[[ GIVEN RECORDS, beginning ]]

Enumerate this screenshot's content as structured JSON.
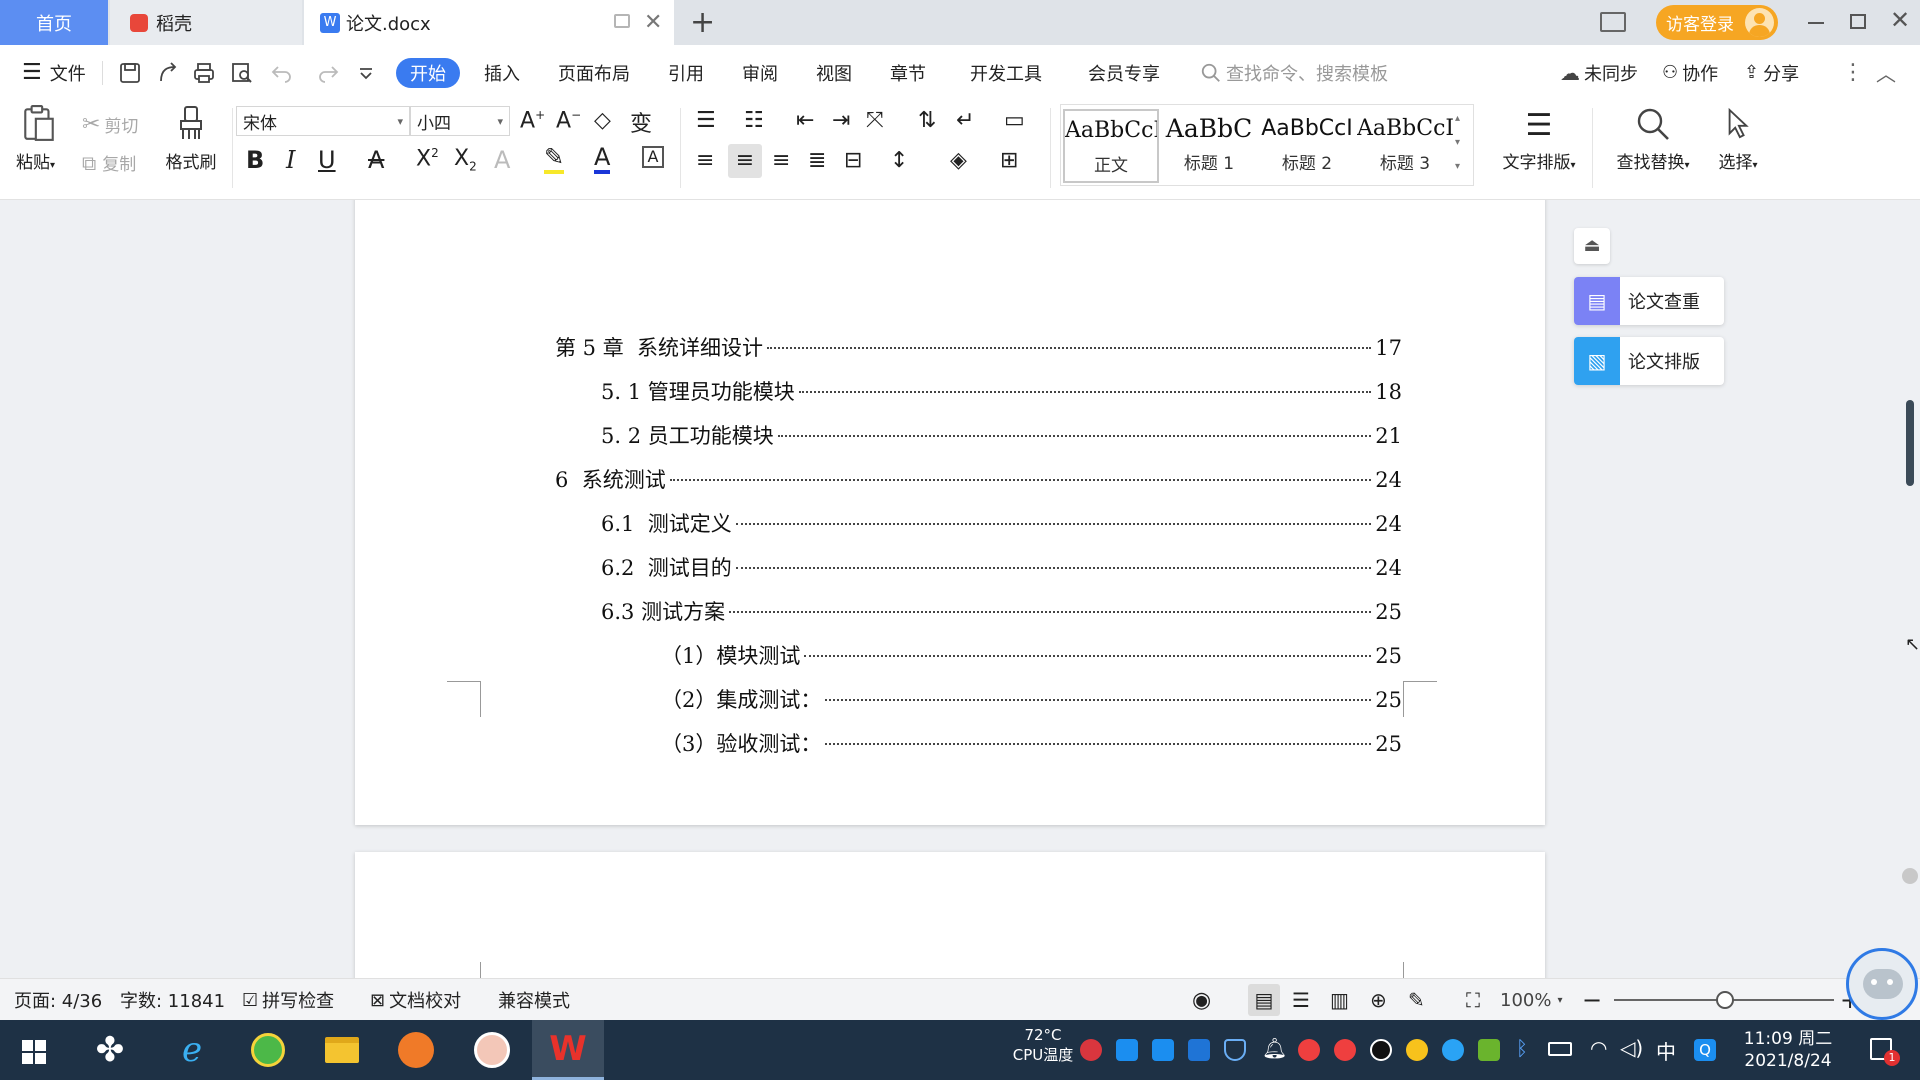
{
  "tabs": {
    "home": "首页",
    "daoke": "稻壳",
    "doc": "论文.docx",
    "login": "访客登录"
  },
  "menu": {
    "file": "文件",
    "items": [
      "开始",
      "插入",
      "页面布局",
      "引用",
      "审阅",
      "视图",
      "章节",
      "开发工具",
      "会员专享"
    ],
    "search_placeholder": "查找命令、搜索模板",
    "sync": "未同步",
    "collab": "协作",
    "share": "分享"
  },
  "ribbon": {
    "paste": "粘贴",
    "cut": "剪切",
    "copy": "复制",
    "format_painter": "格式刷",
    "font_name": "宋体",
    "font_size": "小四",
    "styles": [
      {
        "sample": "AaBbCcI",
        "name": "正文"
      },
      {
        "sample": "AaBbC",
        "name": "标题 1"
      },
      {
        "sample": "AaBbCcI",
        "name": "标题 2"
      },
      {
        "sample": "AaBbCcI",
        "name": "标题 3"
      }
    ],
    "text_layout": "文字排版",
    "find_replace": "查找替换",
    "select": "选择"
  },
  "toc": [
    {
      "text": "第 5 章  系统详细设计",
      "page": "17"
    },
    {
      "text": "5. 1 管理员功能模块",
      "page": "18"
    },
    {
      "text": "5. 2 员工功能模块",
      "page": "21"
    },
    {
      "text": "6  系统测试",
      "page": "24"
    },
    {
      "text": "6.1  测试定义",
      "page": "24"
    },
    {
      "text": "6.2  测试目的",
      "page": "24"
    },
    {
      "text": "6.3 测试方案",
      "page": "25"
    },
    {
      "text": "（1）模块测试",
      "page": "25"
    },
    {
      "text": "（2）集成测试：",
      "page": "25"
    },
    {
      "text": "（3）验收测试：",
      "page": "25"
    }
  ],
  "side_panel": {
    "check": "论文查重",
    "layout": "论文排版"
  },
  "status": {
    "page": "页面: 4/36",
    "words": "字数: 11841",
    "spell": "拼写检查",
    "proof": "文档校对",
    "compat": "兼容模式",
    "zoom": "100%"
  },
  "taskbar": {
    "temp": "72°C",
    "temp_label": "CPU温度",
    "ime": "中",
    "time": "11:09 周二",
    "date": "2021/8/24",
    "notif_count": "1"
  },
  "colors": {
    "accent": "#3a7bf0",
    "home_tab": "#5c8ef2",
    "login": "#f6a623",
    "taskbar": "#1e3145"
  }
}
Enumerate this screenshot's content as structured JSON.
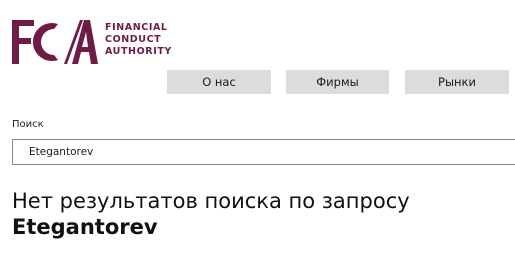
{
  "brand": {
    "mark": "FCA",
    "name_lines": [
      "FINANCIAL",
      "CONDUCT",
      "AUTHORITY"
    ],
    "color": "#701b45"
  },
  "nav": {
    "items": [
      {
        "label": "О нас"
      },
      {
        "label": "Фирмы"
      },
      {
        "label": "Рынки"
      }
    ]
  },
  "search": {
    "label": "Поиск",
    "value": "Etegantorev"
  },
  "result": {
    "message": "Нет результатов поиска по запросу",
    "query": "Etegantorev"
  }
}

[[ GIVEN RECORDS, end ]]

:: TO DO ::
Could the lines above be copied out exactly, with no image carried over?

:: ANSWER BOX ::
Enumerate this screenshot's content as structured JSON.
{
  "tabs": {
    "home": "首页",
    "daoke": "稻壳",
    "doc": "论文.docx",
    "login": "访客登录"
  },
  "menu": {
    "file": "文件",
    "items": [
      "开始",
      "插入",
      "页面布局",
      "引用",
      "审阅",
      "视图",
      "章节",
      "开发工具",
      "会员专享"
    ],
    "search_placeholder": "查找命令、搜索模板",
    "sync": "未同步",
    "collab": "协作",
    "share": "分享"
  },
  "ribbon": {
    "paste": "粘贴",
    "cut": "剪切",
    "copy": "复制",
    "format_painter": "格式刷",
    "font_name": "宋体",
    "font_size": "小四",
    "styles": [
      {
        "sample": "AaBbCcI",
        "name": "正文"
      },
      {
        "sample": "AaBbC",
        "name": "标题 1"
      },
      {
        "sample": "AaBbCcI",
        "name": "标题 2"
      },
      {
        "sample": "AaBbCcI",
        "name": "标题 3"
      }
    ],
    "text_layout": "文字排版",
    "find_replace": "查找替换",
    "select": "选择"
  },
  "toc": [
    {
      "text": "第 5 章  系统详细设计",
      "page": "17"
    },
    {
      "text": "5. 1 管理员功能模块",
      "page": "18"
    },
    {
      "text": "5. 2 员工功能模块",
      "page": "21"
    },
    {
      "text": "6  系统测试",
      "page": "24"
    },
    {
      "text": "6.1  测试定义",
      "page": "24"
    },
    {
      "text": "6.2  测试目的",
      "page": "24"
    },
    {
      "text": "6.3 测试方案",
      "page": "25"
    },
    {
      "text": "（1）模块测试",
      "page": "25"
    },
    {
      "text": "（2）集成测试：",
      "page": "25"
    },
    {
      "text": "（3）验收测试：",
      "page": "25"
    }
  ],
  "side_panel": {
    "check": "论文查重",
    "layout": "论文排版"
  },
  "status": {
    "page": "页面: 4/36",
    "words": "字数: 11841",
    "spell": "拼写检查",
    "proof": "文档校对",
    "compat": "兼容模式",
    "zoom": "100%"
  },
  "taskbar": {
    "temp": "72°C",
    "temp_label": "CPU温度",
    "ime": "中",
    "time": "11:09 周二",
    "date": "2021/8/24",
    "notif_count": "1"
  },
  "colors": {
    "accent": "#3a7bf0",
    "home_tab": "#5c8ef2",
    "login": "#f6a623",
    "taskbar": "#1e3145"
  }
}
Enumerate this screenshot's content as structured JSON.
{
  "brand": {
    "mark": "FCA",
    "name_lines": [
      "FINANCIAL",
      "CONDUCT",
      "AUTHORITY"
    ],
    "color": "#701b45"
  },
  "nav": {
    "items": [
      {
        "label": "О нас"
      },
      {
        "label": "Фирмы"
      },
      {
        "label": "Рынки"
      }
    ]
  },
  "search": {
    "label": "Поиск",
    "value": "Etegantorev"
  },
  "result": {
    "message": "Нет результатов поиска по запросу",
    "query": "Etegantorev"
  }
}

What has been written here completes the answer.